It's changing. Constantly. Quickly. Some change is good. Some change is bad. Some change is just, well….change.
Since I checked in last the media has run amok. Joan Rivers' mouth ran amok. AMC ratings ran amok. The Bible ran amok. Jon Stewart is running away. And broadcast networks may be going away.
This may take more than one column to catch us all up.
First let's take out the trash. Which means a comment about Joan Rivers. Her comments on Adele's weight may have been funny 30 years ago when Ms. Rivers was relevant. Yes, there was a time she was relevant. She did an excellent job subbing for Johnny Carson. Somehow, subbing for Johnny has made her an expert on clothing and weight. (The link here contains strong language, all directed at Joan Rivers.)
Joan is far from the only contributor to the problem of eating disorders. Just as culpable are the stories of miraculous weight loss. Snooki, whose sole contribution to society has yet to be determined, lost 42 pounds not too long ago. We know this because of a story about her miraculous weight loss.
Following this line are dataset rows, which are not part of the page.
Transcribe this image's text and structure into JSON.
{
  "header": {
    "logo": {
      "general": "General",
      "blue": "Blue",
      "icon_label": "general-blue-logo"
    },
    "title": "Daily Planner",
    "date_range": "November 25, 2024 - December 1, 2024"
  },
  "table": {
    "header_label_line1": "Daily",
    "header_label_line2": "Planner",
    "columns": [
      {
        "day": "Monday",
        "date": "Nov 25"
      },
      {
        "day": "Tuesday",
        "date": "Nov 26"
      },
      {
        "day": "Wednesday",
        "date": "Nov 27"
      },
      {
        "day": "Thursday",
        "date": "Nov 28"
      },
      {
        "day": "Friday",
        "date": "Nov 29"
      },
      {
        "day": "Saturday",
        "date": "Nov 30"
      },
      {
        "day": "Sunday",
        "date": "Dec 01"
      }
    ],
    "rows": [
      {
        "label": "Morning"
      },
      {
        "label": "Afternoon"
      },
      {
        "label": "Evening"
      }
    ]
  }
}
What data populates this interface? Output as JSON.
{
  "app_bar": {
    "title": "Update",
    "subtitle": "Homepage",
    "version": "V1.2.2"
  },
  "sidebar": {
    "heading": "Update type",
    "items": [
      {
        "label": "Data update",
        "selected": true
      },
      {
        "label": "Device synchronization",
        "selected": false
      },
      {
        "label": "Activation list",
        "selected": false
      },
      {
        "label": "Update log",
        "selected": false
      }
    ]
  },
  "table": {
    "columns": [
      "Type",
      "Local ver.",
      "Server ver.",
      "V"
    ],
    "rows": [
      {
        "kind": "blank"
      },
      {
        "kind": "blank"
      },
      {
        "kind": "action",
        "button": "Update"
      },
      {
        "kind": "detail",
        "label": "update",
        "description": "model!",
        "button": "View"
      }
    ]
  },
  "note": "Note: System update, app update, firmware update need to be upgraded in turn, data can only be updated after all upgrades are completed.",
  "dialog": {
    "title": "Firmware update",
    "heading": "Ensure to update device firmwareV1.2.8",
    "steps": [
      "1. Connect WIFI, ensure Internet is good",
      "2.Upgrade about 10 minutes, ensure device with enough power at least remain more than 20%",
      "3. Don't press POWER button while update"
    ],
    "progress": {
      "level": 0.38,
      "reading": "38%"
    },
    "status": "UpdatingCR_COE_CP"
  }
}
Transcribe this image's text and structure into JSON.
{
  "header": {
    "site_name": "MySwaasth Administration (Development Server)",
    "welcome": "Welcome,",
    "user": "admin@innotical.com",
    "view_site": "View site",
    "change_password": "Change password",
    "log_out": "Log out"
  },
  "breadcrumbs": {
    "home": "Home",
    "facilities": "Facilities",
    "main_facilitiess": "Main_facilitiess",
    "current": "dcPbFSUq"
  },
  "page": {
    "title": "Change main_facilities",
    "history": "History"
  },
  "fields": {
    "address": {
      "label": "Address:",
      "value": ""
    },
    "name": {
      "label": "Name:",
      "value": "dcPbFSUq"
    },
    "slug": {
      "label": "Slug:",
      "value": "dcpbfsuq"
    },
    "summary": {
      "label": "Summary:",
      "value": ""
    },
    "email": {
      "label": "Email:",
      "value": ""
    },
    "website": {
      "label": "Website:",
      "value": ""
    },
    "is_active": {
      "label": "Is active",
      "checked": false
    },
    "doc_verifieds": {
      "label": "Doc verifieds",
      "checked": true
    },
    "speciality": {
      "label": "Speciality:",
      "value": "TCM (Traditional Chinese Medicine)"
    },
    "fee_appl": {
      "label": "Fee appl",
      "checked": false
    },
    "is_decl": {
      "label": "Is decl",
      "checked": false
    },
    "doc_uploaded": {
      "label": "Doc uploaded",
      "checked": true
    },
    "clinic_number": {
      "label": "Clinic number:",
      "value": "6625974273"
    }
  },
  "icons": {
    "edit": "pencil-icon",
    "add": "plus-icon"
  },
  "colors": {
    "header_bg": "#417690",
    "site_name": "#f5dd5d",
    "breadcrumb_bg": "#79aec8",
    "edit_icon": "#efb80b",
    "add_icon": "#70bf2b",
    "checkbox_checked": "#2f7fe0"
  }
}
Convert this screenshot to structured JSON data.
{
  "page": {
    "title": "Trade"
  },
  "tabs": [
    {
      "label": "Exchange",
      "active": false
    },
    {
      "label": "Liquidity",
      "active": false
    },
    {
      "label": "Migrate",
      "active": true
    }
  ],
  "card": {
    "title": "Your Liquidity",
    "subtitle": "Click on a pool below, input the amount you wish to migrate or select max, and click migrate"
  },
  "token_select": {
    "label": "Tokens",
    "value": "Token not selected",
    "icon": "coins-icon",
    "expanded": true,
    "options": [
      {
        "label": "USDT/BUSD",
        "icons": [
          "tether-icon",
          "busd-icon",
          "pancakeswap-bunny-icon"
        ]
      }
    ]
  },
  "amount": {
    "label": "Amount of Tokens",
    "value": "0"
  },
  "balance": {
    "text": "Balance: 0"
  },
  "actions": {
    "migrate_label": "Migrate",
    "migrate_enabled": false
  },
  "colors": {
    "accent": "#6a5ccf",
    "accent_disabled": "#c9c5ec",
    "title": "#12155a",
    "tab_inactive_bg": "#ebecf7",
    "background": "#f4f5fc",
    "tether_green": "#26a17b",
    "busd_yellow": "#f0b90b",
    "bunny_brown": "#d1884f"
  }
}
And by publicizing this story and all stories about actresses that gave birth, had a nanny raise their kid and lost a bunch of weight, the message is reinforced: Lose weight or women who had criminally negligent plastic surgery will criticize you. Or far worse and more seriously, some women and men may see themselves as less worthy and develop an eating disorder.
Another bad change: Talk of the Nation (TOTN) on NPR is going away. TOTN offered daily in depth discussions on a range of issues from the immediately relevant to the humorously trivial. NPR is canceling the show this summer. Is canceling TOTN another episode of broadcasters giving in to our increasingly short attention span? The network announced it was replacing the show with more magazine style news programming.
The result of this cancellation and presumably the cancellation of Science Friday, is I will be less informed about a range of topics. I may know about stuff, but the depth of that knowledge will be truncated. Yes, I can research on my own. But I loved the way NPR did the research for me and presented it fairly, professionally and with a hint of perspective. I am sorry for our shorter attention spans. I am sure I am guilty also. Must we all suffer for it and have the trait reinforced by broadcasters?
We will miss Neil Conan, host of TOTN and Ira Flatow, host of Science Friday. I thank them for making me smarter and allowing me to enjoy the process.
So much to talk about. A column ain't enough room. Give me a few minutes and I will continue. Not all the news is bad. Just wait. Some of it is good and some of the news is truly neutral but still interesting...